Stored data:
[Start of section]

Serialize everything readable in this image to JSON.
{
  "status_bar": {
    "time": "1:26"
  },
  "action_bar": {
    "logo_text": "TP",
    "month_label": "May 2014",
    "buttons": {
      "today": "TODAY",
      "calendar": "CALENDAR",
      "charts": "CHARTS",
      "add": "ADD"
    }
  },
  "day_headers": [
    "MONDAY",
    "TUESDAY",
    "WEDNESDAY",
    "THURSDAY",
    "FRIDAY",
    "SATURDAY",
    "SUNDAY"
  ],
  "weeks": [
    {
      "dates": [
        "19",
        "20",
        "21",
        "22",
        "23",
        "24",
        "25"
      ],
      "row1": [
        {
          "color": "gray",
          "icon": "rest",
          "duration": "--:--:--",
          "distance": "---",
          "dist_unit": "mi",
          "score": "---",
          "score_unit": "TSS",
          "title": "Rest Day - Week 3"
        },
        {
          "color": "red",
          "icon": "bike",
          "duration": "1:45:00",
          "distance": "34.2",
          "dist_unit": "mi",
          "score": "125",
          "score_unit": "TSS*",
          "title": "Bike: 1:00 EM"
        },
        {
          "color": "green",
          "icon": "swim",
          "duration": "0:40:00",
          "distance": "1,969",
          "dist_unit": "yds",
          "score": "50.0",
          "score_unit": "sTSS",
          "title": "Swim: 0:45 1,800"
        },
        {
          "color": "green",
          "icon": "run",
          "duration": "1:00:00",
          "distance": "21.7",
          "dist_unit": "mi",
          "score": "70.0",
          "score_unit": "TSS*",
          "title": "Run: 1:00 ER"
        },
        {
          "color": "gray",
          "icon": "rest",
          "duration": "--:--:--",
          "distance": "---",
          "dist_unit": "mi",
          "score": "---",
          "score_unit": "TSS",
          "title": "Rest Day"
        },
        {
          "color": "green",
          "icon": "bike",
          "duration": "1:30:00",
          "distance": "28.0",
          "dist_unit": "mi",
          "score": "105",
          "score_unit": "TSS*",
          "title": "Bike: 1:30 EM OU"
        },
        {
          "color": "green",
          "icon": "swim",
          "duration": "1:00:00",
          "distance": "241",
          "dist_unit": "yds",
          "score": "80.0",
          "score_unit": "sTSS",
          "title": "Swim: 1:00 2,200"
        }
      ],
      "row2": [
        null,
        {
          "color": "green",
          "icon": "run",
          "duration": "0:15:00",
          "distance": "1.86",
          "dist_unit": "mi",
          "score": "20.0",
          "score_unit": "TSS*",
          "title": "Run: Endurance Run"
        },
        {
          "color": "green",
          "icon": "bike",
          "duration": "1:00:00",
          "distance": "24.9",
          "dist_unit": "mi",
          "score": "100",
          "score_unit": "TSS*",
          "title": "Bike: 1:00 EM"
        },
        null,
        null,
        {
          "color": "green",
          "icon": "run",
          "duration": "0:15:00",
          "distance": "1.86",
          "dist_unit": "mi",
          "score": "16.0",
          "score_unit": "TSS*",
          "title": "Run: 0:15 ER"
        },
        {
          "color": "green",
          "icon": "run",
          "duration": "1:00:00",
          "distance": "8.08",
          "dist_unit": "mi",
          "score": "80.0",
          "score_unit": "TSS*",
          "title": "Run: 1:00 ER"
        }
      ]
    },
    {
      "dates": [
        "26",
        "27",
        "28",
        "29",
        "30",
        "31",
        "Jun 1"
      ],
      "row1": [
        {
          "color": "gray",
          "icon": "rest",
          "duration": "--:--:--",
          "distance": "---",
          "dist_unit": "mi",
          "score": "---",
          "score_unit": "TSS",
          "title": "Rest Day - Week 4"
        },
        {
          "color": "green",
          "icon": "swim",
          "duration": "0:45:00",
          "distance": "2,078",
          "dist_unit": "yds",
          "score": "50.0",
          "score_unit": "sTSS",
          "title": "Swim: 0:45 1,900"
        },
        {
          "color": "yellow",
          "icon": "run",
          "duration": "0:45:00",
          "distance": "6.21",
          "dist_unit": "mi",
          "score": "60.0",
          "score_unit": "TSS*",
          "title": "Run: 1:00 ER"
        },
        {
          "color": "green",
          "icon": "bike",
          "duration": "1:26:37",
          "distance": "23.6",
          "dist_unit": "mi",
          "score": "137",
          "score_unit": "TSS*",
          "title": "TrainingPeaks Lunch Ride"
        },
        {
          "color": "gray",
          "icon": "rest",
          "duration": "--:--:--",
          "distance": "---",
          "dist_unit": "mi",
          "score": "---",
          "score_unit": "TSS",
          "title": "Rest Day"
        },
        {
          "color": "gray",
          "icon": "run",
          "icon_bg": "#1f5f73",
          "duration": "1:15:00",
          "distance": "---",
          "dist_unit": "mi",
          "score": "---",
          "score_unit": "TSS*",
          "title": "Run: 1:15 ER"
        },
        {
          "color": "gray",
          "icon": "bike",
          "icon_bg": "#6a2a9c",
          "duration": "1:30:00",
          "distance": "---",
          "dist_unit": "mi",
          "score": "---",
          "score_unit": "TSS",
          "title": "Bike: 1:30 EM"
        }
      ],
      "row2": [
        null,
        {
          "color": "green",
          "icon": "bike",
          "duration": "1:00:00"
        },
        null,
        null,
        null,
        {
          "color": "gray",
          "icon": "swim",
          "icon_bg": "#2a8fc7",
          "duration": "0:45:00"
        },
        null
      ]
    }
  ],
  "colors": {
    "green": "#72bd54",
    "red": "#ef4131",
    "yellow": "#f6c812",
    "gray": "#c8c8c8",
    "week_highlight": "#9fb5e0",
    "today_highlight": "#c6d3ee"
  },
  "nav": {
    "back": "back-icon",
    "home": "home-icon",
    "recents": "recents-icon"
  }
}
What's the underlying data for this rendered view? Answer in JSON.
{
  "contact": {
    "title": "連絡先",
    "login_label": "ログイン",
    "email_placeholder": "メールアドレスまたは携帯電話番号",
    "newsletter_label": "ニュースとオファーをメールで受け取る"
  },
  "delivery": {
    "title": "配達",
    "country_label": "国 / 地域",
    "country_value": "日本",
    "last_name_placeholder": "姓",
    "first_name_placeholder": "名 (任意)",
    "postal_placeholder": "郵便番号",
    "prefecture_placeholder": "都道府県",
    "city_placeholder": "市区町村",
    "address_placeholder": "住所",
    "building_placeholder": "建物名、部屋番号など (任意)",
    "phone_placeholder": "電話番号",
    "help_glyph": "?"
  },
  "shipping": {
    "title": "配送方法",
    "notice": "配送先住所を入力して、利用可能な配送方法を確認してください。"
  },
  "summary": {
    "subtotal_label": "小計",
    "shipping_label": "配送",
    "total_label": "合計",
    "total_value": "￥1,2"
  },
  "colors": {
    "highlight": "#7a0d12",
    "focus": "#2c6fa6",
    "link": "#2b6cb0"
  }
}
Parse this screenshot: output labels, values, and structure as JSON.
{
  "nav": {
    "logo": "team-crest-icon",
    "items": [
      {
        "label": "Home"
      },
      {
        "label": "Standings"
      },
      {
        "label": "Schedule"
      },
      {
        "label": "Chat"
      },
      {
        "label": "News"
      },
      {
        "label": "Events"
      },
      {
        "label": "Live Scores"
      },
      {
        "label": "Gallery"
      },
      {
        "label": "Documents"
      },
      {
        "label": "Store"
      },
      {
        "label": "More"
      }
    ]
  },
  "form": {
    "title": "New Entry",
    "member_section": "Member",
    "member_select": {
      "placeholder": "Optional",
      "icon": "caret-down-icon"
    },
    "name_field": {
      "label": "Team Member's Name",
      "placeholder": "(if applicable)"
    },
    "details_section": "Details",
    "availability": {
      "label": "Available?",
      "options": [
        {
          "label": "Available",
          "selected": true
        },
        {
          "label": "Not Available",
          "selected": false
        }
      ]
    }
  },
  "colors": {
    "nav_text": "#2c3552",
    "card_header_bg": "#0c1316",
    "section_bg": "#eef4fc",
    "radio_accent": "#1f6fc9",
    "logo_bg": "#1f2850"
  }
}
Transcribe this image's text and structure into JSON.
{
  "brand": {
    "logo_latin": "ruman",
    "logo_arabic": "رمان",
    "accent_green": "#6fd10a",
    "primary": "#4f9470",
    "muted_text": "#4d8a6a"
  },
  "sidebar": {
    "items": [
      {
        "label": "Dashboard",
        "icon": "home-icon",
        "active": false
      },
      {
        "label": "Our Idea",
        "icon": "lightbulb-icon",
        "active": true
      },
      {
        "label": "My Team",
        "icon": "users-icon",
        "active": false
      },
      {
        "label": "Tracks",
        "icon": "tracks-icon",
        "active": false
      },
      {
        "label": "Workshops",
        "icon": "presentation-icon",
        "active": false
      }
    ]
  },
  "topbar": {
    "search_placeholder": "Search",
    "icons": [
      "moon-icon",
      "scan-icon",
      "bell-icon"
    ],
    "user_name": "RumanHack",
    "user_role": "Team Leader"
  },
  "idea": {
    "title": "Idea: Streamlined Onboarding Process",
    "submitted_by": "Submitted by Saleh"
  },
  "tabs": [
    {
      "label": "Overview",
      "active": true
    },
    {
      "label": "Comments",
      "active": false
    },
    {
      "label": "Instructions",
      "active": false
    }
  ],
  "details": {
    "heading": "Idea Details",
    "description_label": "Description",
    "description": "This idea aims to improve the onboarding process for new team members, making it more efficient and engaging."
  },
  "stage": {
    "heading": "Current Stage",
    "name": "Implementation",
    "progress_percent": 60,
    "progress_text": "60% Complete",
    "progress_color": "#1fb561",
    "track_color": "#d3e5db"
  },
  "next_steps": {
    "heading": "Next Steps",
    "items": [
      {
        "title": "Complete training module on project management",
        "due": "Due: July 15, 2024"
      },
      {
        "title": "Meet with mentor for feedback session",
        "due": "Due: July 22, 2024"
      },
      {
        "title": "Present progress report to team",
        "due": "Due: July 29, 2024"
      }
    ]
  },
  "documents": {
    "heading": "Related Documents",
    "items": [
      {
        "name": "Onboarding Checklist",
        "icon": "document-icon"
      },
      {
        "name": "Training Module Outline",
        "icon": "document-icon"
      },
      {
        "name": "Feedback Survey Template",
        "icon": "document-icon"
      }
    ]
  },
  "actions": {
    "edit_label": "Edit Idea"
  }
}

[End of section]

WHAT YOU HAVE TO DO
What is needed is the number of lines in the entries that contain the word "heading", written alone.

RESPONSE TO THE EXERCISE
4